(Dataset rows describing interfaces)
***
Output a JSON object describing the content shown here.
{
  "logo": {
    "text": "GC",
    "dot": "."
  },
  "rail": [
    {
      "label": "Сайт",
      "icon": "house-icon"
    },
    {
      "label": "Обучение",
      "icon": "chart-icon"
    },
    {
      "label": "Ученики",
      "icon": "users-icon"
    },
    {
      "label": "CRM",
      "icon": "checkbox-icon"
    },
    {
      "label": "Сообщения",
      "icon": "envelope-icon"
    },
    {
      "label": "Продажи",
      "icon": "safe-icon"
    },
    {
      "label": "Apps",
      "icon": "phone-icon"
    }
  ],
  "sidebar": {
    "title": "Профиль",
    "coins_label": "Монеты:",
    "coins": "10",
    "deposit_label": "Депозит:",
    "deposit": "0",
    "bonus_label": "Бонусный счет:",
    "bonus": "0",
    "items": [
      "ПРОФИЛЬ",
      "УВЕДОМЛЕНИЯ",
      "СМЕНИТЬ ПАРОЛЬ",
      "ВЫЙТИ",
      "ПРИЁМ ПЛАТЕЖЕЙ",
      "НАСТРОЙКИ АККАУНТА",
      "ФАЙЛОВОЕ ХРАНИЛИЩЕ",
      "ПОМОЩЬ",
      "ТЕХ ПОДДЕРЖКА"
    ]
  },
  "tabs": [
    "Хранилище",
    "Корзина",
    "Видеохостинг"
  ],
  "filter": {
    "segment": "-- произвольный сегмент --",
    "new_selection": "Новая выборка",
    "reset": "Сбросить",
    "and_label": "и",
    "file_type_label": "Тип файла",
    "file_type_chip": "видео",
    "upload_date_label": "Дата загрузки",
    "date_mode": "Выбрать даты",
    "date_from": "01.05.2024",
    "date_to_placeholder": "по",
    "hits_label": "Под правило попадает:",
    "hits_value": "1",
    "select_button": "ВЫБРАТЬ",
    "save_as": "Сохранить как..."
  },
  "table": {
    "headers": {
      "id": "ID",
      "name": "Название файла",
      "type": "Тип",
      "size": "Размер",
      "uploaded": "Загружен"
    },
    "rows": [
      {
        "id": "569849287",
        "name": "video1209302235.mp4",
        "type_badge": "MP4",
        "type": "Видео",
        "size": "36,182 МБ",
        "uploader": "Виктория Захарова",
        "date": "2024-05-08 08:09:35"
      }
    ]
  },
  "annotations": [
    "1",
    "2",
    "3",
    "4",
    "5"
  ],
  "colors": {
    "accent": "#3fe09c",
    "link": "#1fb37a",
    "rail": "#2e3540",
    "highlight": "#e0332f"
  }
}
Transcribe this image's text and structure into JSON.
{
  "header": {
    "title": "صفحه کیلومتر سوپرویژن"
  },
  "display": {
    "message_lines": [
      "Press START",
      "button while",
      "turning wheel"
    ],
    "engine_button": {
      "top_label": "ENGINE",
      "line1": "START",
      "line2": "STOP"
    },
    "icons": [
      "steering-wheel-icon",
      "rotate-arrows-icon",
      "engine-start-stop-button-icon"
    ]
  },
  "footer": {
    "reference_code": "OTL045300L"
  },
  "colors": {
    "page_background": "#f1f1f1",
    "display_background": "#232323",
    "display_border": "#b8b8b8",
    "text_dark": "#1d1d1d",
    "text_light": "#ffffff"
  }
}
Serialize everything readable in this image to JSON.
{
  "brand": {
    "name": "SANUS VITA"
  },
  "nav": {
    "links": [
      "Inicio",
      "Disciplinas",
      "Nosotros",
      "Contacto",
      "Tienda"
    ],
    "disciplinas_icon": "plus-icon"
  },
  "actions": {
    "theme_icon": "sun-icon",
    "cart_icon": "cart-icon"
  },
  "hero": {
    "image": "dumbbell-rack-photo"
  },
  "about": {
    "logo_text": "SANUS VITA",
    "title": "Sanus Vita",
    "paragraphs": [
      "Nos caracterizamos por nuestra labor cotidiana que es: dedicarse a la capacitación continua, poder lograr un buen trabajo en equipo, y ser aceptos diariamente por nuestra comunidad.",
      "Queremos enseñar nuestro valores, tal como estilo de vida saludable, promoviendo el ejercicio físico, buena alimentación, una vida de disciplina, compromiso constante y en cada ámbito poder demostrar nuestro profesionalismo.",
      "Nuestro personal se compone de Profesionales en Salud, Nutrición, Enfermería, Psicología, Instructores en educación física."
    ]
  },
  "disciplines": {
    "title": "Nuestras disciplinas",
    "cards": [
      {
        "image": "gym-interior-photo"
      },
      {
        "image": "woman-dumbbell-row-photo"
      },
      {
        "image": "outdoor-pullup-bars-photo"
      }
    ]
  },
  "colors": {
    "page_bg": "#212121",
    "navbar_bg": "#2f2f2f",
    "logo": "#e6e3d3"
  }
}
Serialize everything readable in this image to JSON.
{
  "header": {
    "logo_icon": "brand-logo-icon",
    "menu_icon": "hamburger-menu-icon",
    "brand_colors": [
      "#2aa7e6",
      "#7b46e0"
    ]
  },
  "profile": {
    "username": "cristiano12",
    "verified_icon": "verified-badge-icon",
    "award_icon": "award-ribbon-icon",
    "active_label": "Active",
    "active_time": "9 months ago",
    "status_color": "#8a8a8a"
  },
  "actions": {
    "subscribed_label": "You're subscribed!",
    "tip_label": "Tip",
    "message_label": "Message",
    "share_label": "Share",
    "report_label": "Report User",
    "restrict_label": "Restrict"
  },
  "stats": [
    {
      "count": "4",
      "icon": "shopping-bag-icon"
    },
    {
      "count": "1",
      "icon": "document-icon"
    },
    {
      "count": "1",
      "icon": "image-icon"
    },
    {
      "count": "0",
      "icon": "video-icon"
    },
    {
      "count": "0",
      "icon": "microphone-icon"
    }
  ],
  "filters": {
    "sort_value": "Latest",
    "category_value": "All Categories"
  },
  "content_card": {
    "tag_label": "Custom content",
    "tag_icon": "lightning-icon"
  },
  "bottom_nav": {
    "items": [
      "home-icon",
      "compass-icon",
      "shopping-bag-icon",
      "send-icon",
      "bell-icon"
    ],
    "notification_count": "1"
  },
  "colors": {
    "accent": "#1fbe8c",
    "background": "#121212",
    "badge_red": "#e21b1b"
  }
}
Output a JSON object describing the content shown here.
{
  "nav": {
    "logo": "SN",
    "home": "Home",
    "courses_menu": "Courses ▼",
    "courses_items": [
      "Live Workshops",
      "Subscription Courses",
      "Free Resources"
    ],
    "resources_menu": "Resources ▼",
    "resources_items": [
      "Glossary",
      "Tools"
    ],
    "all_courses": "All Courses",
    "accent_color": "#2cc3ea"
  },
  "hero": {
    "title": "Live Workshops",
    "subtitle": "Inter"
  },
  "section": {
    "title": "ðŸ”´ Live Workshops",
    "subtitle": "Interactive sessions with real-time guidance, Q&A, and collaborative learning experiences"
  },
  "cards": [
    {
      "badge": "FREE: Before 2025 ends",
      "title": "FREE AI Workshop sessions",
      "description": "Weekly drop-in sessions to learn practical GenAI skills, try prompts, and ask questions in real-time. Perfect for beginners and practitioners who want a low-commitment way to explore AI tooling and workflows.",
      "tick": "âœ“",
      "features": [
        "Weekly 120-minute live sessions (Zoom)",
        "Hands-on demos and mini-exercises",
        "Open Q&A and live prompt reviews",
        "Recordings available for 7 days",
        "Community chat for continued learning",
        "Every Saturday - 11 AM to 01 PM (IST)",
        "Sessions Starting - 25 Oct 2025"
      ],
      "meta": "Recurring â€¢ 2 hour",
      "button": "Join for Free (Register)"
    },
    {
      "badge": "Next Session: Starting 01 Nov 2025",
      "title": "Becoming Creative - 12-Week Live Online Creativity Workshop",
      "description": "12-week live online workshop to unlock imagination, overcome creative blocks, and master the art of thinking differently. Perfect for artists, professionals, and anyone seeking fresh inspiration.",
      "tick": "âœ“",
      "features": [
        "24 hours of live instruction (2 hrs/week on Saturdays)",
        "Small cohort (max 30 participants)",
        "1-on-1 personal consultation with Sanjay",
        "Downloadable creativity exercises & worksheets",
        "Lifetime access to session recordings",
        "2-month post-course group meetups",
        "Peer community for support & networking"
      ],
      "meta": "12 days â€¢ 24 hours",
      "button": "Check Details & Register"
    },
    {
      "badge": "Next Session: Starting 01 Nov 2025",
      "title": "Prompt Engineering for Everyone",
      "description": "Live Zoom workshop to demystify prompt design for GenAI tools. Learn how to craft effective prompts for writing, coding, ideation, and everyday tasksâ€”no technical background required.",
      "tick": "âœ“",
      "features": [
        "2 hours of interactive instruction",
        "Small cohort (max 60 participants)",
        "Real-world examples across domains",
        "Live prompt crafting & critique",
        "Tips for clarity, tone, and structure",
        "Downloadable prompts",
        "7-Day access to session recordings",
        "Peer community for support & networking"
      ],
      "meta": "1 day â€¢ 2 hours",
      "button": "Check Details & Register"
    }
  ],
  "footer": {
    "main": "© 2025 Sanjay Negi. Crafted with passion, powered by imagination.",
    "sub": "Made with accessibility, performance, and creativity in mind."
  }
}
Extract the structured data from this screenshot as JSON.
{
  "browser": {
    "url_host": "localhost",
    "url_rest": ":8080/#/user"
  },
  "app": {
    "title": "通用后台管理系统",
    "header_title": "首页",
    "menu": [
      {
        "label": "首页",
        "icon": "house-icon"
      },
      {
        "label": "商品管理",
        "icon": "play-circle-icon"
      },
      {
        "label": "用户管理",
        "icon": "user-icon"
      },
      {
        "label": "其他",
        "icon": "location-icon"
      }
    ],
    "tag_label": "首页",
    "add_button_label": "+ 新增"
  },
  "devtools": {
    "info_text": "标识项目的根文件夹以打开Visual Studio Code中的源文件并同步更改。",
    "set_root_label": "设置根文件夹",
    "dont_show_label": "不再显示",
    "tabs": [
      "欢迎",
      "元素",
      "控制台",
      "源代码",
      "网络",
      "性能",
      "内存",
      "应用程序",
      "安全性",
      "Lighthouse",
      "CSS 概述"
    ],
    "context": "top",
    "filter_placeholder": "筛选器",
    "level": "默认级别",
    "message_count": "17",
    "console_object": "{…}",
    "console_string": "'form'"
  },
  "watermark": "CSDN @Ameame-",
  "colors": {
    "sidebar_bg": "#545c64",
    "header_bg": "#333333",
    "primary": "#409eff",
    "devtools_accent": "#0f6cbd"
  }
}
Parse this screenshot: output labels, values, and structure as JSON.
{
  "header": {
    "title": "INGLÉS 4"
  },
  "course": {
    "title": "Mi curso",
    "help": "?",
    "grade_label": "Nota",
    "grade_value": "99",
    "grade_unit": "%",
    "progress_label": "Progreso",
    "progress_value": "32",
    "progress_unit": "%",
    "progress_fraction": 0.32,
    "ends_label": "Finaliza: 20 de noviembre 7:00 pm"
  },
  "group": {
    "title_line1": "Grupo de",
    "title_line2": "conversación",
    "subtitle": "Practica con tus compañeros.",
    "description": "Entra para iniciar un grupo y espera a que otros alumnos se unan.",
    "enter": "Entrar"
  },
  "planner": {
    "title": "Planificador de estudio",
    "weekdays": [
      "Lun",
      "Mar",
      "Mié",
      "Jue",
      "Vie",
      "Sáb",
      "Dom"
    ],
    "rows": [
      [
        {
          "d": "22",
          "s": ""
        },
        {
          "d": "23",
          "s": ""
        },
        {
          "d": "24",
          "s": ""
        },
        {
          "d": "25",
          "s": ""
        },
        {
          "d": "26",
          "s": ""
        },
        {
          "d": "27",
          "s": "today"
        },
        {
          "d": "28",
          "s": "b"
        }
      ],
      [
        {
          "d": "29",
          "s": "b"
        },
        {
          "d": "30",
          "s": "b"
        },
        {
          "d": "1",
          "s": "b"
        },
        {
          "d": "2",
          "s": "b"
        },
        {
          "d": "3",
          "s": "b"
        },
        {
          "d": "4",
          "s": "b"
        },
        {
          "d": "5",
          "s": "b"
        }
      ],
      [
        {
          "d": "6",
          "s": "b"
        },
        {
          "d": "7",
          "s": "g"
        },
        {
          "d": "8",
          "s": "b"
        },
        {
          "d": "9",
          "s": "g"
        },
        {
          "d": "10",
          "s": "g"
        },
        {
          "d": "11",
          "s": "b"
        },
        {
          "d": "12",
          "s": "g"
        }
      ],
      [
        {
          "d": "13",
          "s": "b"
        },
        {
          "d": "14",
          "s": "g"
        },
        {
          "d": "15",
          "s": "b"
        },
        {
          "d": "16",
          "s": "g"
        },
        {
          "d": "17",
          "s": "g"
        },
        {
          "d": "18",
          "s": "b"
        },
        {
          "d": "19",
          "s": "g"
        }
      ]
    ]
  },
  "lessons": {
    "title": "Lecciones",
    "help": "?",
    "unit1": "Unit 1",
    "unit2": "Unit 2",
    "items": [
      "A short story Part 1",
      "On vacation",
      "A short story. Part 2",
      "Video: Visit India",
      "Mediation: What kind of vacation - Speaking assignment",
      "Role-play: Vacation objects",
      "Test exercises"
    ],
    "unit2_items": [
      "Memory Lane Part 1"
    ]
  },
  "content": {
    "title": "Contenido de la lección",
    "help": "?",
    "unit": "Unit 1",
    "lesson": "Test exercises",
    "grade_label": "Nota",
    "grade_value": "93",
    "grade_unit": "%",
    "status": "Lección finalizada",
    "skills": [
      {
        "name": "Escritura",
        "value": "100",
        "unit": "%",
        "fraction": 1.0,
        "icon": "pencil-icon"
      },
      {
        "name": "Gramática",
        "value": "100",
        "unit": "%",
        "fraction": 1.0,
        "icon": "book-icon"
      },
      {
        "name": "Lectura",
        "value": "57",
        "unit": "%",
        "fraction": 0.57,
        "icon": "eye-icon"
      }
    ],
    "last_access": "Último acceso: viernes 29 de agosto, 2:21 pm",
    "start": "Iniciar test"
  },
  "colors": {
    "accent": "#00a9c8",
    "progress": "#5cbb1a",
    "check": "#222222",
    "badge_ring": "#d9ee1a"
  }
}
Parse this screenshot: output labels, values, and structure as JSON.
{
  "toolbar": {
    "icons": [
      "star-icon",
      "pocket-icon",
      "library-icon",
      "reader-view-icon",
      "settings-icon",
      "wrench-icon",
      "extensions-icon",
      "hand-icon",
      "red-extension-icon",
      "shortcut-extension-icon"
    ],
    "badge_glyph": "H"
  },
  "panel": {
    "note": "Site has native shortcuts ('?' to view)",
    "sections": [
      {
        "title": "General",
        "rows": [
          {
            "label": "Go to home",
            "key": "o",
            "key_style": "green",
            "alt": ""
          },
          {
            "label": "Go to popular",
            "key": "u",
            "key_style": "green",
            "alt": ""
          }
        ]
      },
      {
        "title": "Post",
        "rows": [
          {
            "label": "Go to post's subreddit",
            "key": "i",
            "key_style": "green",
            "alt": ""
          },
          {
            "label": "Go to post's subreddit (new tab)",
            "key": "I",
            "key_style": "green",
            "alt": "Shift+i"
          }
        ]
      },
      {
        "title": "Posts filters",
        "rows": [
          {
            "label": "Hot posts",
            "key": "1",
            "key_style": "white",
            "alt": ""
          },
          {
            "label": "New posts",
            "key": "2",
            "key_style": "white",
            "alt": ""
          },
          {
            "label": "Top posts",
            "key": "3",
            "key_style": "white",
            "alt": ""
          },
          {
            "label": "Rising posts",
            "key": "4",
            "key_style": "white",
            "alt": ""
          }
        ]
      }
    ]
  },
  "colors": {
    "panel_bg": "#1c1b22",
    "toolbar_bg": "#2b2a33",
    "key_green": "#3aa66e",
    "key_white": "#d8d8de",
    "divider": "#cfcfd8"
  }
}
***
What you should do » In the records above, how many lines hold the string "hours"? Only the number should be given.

Your solution » 4